Talent and Economic Development
CONTACT: Erica Quealy, 517-582-2961
February 15, 2019
"We gathered valuable feedback from local business and education leaders about the vast opportunities ahead to address the state’s talent gap and reach educational attainment goals – and ultimately lead Michigan to a healthier, stronger economy,” said Talent and Economic Development (Ted) Department of Michigan Acting Director Stephanie Beckhorn. "Preparing our students today for the careers of tomorrow will help Michigan fill an estimated 811,000 jobs coming open through 2024, mostly in the fields of information technology, computer science, manufacturing, healthcare and professional skilled trades."
Michigan’s working-age population is projected to decline by 7 percent between 2020 and 2030 – the steepest drop of any state in the nation and the single greatest threat to Michigan’s economy, Beckhorn said.
“We encourage businesses like those gathered here today in Calhoun County to open their doors to teachers and counselors, to have job fairs and to invite the community in to help find solutions. By utilizing their partners and encouraging everyone to take an active role, we will position our state as a leader in talent development and business growth.”
Employers and educators aren't alone in efforts to collaborate - they can reach out to their local Michigan Works! Agency who is ready and waiting to provide services and support to Michigan’s workforce development systems in their area.
"Our team invests heavily in the relationships between local businesses and educators - making sure we have a good pulse on the business needs, connecting those businesses with local education programs, and ultimately making sure students and job seekers have access and knowledge about these high-demand career paths," said Michigan Works! Southwest Director Ben Damerow.
The “Home for Opportunity Tour,” comprising 50 events across Michigan, is designed to maximize outreach and engagement by reaching every corner of Michigan, from Battle Creek to Marquette to Detroit.
One of the barriers the state seeks to remedy is the public’s assumption that apprenticeships and careers in Professional Trades are invariably linked to automotive-related manufacturing.
In fact, now more than ever, a wide range of Michigan employers are on the lookout for young, eager-to-learn apprentices interested in pursuing careers in information technology and computer science, healthcare and high-tech manufacturing, as well as construction and other Professional Trades such as plumbing, electrical and brick masonry.
To address the issue, Ted has launched Going PRO, a campaign to attract students to Professional Trades careers, including filling 6,200 jobs this year. The campaign involves connecting employers with education leaders to align curriculum with employers’ needs, grassroots events such as public forums with students and parents to inform them about Professional Trades career opportunities, and paid advertising.

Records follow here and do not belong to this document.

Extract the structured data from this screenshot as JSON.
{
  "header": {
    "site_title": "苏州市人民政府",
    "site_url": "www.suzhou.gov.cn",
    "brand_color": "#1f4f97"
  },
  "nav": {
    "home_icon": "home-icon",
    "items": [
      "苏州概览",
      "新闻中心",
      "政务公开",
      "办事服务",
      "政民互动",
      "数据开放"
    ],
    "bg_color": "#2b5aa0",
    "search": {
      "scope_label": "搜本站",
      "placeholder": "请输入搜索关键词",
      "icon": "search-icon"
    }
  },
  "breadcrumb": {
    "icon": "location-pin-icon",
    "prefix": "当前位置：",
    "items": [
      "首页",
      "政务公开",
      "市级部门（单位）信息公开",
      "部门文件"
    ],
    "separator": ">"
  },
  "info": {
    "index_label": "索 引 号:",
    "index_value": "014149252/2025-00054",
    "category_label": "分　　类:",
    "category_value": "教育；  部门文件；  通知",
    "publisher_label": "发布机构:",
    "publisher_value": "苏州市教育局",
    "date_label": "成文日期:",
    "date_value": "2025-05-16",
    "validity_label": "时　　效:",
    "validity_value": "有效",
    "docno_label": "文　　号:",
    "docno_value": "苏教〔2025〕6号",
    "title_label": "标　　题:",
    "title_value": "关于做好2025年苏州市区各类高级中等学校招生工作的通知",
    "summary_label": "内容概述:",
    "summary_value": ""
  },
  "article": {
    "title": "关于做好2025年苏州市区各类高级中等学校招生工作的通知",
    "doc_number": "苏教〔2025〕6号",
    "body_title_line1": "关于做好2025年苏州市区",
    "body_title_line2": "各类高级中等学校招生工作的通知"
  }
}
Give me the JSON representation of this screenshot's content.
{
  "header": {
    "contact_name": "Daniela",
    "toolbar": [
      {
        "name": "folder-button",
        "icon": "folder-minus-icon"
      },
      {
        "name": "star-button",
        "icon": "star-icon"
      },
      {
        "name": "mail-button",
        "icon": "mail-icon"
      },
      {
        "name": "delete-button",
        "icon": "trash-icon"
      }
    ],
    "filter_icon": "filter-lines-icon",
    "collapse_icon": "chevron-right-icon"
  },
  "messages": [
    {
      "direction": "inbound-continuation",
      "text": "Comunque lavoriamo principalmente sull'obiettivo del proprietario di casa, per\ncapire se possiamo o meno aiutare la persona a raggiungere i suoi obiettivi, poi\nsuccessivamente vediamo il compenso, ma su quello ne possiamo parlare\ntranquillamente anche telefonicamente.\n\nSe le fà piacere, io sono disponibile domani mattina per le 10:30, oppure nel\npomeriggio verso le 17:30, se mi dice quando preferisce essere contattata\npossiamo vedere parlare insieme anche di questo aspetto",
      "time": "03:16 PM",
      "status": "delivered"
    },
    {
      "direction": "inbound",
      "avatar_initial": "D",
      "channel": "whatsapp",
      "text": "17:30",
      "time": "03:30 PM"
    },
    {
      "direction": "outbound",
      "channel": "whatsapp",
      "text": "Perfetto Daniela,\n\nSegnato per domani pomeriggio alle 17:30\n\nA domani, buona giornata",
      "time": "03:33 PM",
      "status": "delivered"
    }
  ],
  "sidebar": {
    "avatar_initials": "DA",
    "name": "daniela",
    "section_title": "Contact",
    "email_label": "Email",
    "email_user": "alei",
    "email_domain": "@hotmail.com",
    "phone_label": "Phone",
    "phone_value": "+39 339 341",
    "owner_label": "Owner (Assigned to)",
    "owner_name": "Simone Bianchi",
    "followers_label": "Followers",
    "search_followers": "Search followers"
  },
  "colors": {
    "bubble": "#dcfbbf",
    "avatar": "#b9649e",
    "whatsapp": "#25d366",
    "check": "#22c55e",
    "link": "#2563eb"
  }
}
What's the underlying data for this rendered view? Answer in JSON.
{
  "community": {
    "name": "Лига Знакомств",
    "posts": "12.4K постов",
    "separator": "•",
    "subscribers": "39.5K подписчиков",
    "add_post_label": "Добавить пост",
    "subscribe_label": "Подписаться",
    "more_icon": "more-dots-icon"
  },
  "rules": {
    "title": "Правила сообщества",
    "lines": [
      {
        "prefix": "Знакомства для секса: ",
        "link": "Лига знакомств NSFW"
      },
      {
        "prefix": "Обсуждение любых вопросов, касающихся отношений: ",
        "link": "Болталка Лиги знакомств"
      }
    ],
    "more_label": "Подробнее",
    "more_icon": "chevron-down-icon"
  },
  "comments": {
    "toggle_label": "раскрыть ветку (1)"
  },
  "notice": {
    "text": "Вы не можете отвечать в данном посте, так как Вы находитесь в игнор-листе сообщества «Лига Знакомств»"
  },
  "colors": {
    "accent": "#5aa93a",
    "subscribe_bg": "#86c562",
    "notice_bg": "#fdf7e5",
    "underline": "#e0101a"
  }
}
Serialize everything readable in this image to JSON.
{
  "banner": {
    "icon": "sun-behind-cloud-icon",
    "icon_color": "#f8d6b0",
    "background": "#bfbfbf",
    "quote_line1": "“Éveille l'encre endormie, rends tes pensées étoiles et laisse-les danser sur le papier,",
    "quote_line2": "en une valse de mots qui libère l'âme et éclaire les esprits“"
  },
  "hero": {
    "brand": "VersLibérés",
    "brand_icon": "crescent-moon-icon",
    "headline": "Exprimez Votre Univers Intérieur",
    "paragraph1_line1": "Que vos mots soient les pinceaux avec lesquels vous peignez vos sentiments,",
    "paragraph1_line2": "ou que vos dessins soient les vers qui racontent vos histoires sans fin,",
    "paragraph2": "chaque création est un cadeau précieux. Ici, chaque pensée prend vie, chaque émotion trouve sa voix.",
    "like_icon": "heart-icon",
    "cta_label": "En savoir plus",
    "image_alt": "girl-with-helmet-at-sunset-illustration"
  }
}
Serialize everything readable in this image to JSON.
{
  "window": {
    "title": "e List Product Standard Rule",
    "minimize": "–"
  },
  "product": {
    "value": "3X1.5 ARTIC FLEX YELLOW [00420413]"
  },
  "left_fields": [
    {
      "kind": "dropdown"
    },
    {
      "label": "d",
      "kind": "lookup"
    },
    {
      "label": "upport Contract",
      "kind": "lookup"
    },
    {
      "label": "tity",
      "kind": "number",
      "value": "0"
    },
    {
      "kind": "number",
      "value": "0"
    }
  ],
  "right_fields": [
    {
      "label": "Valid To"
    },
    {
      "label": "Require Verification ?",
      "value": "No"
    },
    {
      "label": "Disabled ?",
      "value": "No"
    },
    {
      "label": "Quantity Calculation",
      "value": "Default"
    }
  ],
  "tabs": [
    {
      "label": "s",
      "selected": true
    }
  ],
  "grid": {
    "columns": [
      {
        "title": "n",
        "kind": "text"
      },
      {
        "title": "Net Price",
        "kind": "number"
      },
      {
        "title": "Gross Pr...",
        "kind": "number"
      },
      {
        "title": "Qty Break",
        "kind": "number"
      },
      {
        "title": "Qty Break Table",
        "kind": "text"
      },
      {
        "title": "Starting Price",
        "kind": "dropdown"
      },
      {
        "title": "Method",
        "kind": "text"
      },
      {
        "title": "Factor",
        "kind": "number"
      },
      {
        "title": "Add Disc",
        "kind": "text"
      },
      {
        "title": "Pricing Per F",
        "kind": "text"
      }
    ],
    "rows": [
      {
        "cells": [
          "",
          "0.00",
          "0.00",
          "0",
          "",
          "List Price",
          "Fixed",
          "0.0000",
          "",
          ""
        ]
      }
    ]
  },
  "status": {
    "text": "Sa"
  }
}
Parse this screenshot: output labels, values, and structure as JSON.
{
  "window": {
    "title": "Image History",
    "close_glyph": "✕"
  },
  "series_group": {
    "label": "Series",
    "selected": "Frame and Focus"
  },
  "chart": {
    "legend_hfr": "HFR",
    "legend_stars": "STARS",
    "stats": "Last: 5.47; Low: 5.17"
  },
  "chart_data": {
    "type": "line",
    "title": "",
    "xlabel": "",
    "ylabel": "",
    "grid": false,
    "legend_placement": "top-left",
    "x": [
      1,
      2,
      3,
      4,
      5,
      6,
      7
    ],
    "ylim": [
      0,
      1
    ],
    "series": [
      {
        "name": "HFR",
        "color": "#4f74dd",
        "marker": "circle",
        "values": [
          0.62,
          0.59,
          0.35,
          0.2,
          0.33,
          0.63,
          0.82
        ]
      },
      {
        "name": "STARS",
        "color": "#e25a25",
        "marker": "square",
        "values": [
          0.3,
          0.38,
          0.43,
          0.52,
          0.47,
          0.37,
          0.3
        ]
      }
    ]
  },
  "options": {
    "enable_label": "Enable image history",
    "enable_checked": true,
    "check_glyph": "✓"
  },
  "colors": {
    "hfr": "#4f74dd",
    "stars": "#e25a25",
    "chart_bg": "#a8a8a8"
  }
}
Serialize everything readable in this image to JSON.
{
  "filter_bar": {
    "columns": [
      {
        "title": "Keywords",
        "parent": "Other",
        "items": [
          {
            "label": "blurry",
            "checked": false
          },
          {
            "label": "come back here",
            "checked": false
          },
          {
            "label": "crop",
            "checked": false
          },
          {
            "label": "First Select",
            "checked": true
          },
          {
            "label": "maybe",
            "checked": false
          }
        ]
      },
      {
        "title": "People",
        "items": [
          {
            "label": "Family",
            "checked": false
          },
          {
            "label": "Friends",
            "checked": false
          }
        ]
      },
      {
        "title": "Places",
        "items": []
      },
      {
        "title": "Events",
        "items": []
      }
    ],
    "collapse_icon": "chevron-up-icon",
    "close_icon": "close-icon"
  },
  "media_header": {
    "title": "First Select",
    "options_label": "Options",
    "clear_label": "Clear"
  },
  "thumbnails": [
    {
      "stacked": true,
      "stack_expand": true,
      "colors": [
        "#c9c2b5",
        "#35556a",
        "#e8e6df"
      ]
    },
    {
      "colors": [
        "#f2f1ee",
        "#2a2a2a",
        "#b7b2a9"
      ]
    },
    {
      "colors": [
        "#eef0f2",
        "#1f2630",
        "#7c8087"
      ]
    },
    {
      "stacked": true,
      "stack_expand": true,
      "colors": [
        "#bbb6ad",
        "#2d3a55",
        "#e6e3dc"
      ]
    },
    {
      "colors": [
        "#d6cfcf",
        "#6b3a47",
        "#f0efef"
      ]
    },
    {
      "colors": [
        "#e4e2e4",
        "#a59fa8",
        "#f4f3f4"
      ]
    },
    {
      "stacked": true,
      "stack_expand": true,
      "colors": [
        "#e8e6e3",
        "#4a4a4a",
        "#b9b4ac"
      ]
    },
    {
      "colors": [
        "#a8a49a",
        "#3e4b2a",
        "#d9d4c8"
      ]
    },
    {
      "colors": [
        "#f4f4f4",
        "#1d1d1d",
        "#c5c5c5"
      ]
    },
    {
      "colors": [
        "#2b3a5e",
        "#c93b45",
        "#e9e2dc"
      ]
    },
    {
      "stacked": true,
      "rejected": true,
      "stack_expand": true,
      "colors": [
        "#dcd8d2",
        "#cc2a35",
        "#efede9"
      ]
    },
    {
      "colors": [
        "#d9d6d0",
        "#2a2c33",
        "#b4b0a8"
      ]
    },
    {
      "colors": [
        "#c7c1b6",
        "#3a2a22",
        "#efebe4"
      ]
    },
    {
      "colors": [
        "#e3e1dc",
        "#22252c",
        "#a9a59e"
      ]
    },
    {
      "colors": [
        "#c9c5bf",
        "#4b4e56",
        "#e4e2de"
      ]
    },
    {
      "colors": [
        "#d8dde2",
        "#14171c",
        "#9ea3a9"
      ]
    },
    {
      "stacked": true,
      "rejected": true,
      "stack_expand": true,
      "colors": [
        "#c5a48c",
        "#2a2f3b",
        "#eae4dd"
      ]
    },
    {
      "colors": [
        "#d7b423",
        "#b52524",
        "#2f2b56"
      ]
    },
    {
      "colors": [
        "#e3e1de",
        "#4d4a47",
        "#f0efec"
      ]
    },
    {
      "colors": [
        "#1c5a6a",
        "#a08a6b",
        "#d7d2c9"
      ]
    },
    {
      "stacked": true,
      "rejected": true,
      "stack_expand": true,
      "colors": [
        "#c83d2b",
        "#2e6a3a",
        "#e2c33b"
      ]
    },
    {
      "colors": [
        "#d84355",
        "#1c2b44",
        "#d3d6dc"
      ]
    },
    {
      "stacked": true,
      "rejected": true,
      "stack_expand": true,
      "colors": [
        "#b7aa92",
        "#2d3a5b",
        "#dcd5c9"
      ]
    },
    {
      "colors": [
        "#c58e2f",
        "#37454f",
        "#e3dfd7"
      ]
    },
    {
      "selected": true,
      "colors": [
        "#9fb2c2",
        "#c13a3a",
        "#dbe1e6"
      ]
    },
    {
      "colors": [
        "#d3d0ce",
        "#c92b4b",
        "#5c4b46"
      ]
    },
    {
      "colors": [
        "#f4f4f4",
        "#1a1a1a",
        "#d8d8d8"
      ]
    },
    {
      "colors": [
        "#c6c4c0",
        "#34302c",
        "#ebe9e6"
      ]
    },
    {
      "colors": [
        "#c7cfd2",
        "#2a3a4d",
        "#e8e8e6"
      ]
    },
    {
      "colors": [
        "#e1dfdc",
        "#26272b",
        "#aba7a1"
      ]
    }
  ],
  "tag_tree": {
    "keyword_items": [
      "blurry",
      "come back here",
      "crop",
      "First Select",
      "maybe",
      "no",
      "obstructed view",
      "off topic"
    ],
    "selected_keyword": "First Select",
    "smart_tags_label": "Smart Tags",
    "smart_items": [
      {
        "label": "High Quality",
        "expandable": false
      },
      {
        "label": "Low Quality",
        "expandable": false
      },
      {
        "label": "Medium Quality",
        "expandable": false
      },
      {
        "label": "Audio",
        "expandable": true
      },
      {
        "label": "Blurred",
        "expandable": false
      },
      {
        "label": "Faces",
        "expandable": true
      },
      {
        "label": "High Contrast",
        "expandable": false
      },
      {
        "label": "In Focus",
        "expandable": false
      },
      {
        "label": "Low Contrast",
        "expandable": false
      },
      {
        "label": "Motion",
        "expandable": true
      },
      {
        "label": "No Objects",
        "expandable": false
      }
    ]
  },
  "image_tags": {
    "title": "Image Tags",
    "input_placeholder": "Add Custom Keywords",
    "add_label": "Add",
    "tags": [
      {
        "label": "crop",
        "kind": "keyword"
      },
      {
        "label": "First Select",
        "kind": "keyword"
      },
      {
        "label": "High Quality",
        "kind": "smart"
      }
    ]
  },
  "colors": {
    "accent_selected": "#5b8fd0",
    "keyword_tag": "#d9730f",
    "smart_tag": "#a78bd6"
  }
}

The Going PRO Talent Fund provides competitive awards to assist in up-skilling, developing or retaining current and new employees through public-private partnerships. In 2018, the Going PRO Talent Fund awarded $29 million in grants to 780 employers across the state. Many Battle Creek-area recipients attended Friday’s executive roundtable event.
“We appreciate those dollars and are using them not only to upgrade the talent of our existing workforce but also to attract and train new workers,” said Paul David, Human Resources Manager for I I Stanley, an automotive lighting manufacturer in Battle Creek and recipient of a $38,850 grant in 2018.
Whitmer’s proposals to increase the number of Michiganders with postsecondary credentials to 60 percent by 2030 includes introducing My Opportunity Scholarships that offer qualified high school graduates a debt-free path to community college or two years of tuition assistance at a four-year public or private not-for-profit college/university.
“This provides a tremendous opportunity and advantage for young adults who are extremely concerned about a large debt looming over them when they complete their credentialed training or degree,” said Kellogg Community College President Mark O’Connell.
Whitmer also plans to create the Michigan Reconnect initiative to ensure adults working in in-demand industries have a tuition-free pathway to a certificate or associate degree. The aim is to up-skill workers age 25-plus looking to take the next step in their careers, assist employers seeking a source of qualified talent, create an avenue for displaced workers to re-enter the workforce, and promote Michigan as a place with a highly skilled population.
“We need applicants who want to be there,” said Brianna Underwood of Grace Health in Battle Creek, who attended today’s executive roundtable.
In addition to the roundtable, industry leaders and Ted officials received a preview tour of KCC’s Regional Manufacturing Technology Center, which is undergoing a $4.3 million renovation to prolong the life of the 29-year-old facility.
The improvements, slated for completion by mid-2019, include reconfiguring areas to serve local employers, dedicated space for Michigan Works! personnel, replacement of heating, cooling and electrical systems, expansion of instructional space and repaving of drives and parking lots.